Start of Data
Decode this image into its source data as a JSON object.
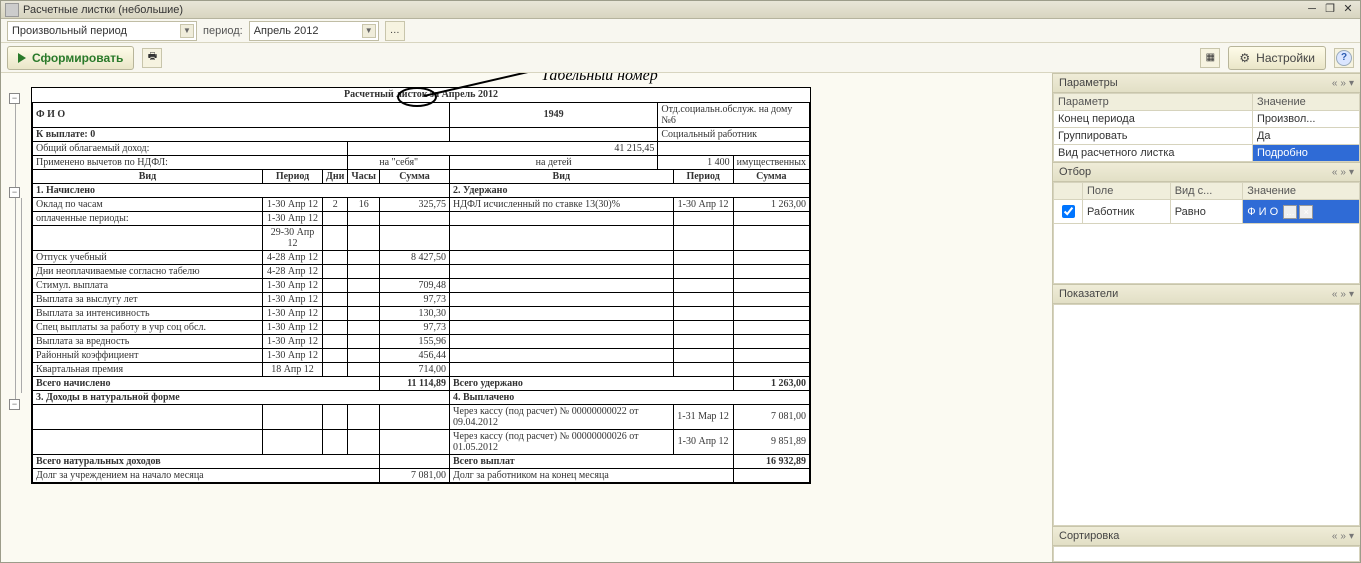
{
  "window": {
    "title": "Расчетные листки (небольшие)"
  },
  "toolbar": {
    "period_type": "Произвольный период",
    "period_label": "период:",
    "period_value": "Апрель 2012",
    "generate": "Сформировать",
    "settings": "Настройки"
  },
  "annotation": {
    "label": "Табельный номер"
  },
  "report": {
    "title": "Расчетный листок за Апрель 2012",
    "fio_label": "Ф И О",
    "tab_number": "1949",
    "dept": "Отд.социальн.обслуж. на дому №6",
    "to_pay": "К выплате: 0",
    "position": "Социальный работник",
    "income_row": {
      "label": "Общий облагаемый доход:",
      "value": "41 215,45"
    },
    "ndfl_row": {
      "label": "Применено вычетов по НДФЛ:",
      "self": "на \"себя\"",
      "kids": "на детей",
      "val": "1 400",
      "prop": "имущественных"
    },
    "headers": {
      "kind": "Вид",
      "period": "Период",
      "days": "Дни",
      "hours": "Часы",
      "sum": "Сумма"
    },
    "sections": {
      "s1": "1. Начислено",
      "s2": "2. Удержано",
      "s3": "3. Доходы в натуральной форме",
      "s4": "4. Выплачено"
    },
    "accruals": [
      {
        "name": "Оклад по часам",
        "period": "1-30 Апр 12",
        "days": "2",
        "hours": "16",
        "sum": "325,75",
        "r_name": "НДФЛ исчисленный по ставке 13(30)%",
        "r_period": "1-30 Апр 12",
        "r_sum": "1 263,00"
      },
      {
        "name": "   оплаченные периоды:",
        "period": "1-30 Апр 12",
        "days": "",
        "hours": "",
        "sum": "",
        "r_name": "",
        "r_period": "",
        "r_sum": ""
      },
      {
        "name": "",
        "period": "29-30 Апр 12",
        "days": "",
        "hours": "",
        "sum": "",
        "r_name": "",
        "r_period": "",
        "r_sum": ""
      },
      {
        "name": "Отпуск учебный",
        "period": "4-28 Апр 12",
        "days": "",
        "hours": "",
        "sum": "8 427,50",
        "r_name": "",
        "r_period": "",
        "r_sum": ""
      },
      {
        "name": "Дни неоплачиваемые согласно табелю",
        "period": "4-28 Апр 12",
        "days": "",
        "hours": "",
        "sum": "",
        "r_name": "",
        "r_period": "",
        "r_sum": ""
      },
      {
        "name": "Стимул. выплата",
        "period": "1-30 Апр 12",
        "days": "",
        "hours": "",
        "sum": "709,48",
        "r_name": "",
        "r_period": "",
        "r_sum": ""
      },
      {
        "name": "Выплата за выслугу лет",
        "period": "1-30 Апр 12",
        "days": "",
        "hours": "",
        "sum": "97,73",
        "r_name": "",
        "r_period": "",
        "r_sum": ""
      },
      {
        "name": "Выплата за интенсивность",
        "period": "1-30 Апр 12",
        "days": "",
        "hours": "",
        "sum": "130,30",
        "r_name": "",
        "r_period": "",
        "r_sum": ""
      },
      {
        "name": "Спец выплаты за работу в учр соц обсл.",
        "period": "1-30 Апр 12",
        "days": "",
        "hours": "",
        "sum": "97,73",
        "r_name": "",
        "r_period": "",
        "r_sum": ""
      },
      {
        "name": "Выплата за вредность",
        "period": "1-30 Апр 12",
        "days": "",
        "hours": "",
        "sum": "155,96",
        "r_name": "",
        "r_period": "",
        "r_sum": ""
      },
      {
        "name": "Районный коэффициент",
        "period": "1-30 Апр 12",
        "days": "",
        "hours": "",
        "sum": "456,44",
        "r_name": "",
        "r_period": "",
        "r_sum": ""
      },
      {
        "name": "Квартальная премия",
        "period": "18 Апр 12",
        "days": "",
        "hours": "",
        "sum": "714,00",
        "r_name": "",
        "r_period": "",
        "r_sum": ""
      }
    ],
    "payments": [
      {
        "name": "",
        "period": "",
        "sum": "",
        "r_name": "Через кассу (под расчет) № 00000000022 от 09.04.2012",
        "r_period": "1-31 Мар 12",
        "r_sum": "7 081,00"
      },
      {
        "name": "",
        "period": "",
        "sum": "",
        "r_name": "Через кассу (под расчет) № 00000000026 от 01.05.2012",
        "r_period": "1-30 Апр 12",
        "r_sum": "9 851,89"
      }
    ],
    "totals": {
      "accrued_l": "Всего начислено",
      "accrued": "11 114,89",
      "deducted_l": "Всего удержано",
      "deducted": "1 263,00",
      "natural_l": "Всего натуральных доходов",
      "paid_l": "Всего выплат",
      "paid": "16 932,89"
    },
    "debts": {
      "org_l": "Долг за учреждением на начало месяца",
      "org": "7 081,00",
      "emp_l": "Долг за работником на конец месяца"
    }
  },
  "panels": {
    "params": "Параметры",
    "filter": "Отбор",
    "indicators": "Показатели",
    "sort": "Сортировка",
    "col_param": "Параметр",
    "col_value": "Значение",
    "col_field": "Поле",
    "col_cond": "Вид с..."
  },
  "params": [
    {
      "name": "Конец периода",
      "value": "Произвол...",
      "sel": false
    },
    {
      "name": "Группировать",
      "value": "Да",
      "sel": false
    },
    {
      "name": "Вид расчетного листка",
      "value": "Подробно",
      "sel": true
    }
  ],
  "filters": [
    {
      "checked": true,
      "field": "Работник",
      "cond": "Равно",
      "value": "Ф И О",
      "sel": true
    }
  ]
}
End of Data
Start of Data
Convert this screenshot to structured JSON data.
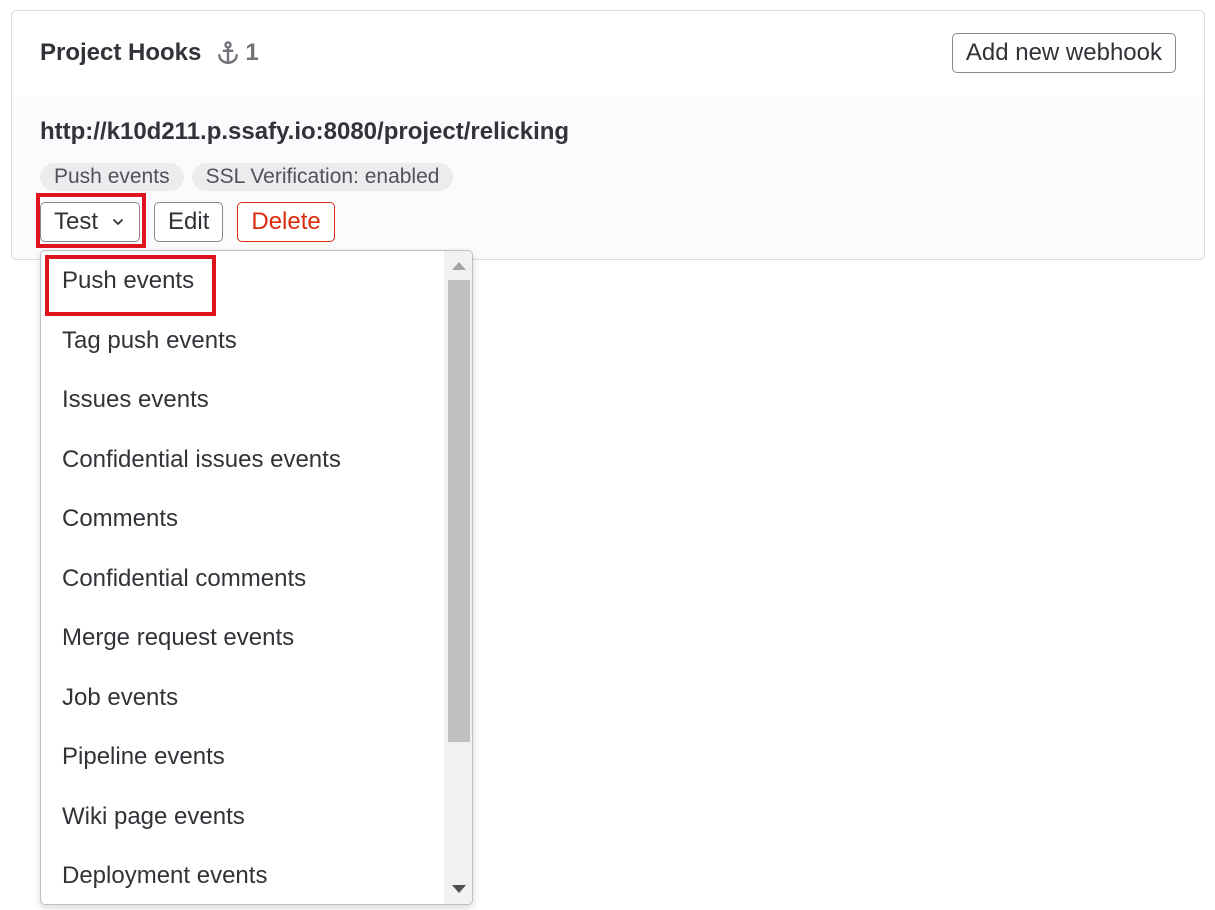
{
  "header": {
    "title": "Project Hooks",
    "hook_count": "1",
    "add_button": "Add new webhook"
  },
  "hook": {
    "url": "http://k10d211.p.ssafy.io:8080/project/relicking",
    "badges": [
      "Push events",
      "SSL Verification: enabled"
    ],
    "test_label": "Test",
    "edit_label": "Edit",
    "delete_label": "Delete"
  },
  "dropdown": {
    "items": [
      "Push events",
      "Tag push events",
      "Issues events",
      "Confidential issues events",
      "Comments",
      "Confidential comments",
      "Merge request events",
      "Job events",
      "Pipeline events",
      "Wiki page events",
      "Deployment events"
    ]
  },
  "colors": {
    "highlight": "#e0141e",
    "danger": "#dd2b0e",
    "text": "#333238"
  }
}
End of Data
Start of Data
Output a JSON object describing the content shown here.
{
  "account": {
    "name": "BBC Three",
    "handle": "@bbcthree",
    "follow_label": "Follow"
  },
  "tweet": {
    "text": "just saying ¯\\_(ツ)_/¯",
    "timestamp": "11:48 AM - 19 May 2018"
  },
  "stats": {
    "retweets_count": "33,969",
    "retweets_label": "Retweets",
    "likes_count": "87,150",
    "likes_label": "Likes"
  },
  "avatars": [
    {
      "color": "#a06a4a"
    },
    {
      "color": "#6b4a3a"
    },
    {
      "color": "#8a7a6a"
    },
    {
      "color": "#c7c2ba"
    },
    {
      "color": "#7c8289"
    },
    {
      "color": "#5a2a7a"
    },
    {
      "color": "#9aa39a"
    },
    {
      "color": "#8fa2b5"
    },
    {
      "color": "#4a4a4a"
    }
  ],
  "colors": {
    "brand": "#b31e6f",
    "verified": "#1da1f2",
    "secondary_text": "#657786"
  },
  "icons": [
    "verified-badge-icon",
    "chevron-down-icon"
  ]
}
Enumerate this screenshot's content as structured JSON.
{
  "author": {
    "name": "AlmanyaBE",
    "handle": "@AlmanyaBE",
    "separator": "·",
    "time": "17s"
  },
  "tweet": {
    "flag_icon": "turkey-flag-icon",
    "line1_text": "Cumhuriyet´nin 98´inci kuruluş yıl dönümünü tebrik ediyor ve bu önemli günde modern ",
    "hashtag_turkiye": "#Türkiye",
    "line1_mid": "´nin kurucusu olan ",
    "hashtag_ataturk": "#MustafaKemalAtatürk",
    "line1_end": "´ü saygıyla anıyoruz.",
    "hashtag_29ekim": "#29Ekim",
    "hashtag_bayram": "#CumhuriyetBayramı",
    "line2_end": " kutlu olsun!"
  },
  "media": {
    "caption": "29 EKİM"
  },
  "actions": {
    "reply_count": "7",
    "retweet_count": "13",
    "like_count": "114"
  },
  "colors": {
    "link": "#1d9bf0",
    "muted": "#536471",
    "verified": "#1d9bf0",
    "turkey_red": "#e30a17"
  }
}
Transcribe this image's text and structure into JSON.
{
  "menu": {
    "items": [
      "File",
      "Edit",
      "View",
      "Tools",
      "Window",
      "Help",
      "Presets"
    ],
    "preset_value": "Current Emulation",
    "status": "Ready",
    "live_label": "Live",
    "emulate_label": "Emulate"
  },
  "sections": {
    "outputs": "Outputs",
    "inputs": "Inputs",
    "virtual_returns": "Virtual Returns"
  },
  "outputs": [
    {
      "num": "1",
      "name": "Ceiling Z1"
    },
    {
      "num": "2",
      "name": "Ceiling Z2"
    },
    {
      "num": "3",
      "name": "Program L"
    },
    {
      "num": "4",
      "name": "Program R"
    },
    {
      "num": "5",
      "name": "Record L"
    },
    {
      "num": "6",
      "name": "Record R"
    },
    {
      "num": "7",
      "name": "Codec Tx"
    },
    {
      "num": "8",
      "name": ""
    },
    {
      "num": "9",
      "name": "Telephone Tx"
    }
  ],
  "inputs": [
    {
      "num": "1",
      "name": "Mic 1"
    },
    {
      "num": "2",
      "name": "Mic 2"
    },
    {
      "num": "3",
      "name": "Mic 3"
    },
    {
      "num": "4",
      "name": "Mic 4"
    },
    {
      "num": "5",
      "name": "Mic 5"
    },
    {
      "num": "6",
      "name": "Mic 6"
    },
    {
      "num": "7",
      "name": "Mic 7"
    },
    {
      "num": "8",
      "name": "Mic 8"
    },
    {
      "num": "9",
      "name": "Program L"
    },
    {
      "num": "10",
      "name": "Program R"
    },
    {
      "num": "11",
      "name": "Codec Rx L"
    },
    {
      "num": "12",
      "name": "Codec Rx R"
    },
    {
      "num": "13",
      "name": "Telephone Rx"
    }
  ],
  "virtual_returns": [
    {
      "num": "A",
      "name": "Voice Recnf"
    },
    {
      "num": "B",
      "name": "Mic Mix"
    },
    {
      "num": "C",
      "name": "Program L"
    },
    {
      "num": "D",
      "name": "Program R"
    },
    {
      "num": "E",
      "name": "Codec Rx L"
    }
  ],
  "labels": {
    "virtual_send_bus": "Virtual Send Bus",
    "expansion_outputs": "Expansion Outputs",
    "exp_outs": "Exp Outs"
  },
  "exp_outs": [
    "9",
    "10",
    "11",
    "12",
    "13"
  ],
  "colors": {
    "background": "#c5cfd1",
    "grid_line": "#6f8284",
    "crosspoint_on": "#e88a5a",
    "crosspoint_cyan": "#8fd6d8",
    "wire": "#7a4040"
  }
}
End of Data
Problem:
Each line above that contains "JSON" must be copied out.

Response area:
Decode this image into its source data as a JSON object.
Convert this screenshot to structured JSON data.
Output a JSON object describing the content shown here.
Enumerate this screenshot's content as structured JSON.
Transcribe this image's text and structure into JSON.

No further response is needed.